For somebody to do just one thing all day, for it to become the only thing he wakes up for at the crack of dawn and return home at dusk, feeling the sweet soreness from pursuing that one thing he knows – there must be a reason, an experience, a moment – where it all began. To me, it was the time spent riding my father’s shoulders all the way to our coconut grove where I could watch him step into his rope and grip the trunk with his powerful hands before shooting up the tall and slender coconut trees to tap Neera – the sweet nectar of dawn!
I saw him do this tirelessly everyday. Watching him climb so nimbly was a treat. I wanted to try it too. Patiently, he showed me and taught me the nuances. I shadowed his movements and finally, there I stood, atop the lowest coconut tree in the grove, standing proud, beaming down at my hero.
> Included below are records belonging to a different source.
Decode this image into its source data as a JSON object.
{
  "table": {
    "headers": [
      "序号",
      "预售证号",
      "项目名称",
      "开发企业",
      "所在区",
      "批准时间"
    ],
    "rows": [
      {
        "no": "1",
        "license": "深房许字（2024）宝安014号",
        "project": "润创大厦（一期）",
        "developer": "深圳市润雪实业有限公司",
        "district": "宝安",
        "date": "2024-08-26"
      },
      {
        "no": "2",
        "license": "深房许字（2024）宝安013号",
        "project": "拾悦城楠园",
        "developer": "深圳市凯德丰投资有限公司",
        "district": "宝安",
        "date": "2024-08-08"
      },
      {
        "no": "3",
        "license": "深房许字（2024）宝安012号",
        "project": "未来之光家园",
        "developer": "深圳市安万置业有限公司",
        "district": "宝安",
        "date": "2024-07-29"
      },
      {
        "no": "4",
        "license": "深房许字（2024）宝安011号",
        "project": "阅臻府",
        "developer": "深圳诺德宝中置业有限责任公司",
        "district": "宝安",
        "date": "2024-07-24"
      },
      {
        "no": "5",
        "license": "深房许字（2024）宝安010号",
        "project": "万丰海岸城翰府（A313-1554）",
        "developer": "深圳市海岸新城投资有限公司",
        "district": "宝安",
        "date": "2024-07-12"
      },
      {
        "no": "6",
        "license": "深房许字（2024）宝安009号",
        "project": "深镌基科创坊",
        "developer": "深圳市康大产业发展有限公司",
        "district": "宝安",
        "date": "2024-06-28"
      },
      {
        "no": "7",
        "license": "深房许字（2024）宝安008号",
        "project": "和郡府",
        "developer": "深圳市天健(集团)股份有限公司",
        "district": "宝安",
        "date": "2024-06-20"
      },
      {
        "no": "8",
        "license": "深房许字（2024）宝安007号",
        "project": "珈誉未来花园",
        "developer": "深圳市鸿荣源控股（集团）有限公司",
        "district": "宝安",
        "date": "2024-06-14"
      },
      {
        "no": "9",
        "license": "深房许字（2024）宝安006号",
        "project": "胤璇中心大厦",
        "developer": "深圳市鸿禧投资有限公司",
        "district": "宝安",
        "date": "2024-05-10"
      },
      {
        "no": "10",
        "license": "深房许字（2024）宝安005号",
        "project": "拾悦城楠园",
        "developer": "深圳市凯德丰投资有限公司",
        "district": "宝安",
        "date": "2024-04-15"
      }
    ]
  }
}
From that day, until now, it is all that I have done. Some people may find it a not-so-intelligent profession that requires no formal education. But they are the ones who haven’t climbed up a coconut tree or felt its grooves to ascertain how young or old it may be. They haven’t pressed their feet against its trunk to gauge how strong or weak it is. They haven’t stood on top and known the anatomy of the leaves, the fruit and the flower, like the back of their hands.
They haven’t looked at the fruit stalk and learnt to make the most accurate slits to harvest Neera. For a slit made slightly off centre might result in a wasteful yield. There are as many little details as the stars in the sky and I am proud to have mastered this art, for I consider my profession an acquired skill that is as old as the epics that were whispered to infants at bedtime since ages ago.
Just as it is ancient, it is sufficient in its own technique. Some people don’t see that introducing the newest of inventions everywhere does not always result in a favourable outcome. Today, people use a long stick that extends into a machete where one doesn’t have to climb up a tree but could just snip away at the nuts from the bottom.
But, I have stuck to my climbing prowess. Only when you are up there will you know if a nut is mature and if the tree needs pruning. If there is an infestation or if the tree needs attention – none of this can be learnt from the ground below. I climb when it rains, I climb when it is night, I climb when it is cold or humid. Every once in a while, I find myself atop the tallest tree in the grove. The sight I cherish the most is to gaze at the miniature lights flaring through the mist-filled winding hill-roads enroute Valparai once the sun goes down!
I am 54 years old and I feel blessed to still possess the agility and strength of a hardened youth. It’s only because I have been climbing trees all these years. If I had relied on mechanical support, I would have grown lazy and weak by now.
To go to bed content with the work you have done in the day and to drift into a well deserved slumber until the alarm rings at 4:30 a.m. is a sweet feeling!
My name is Venkatachalam and I hail from the historic village of Samathur. For the past forty years I have been climbing coconut and palm trees for a living.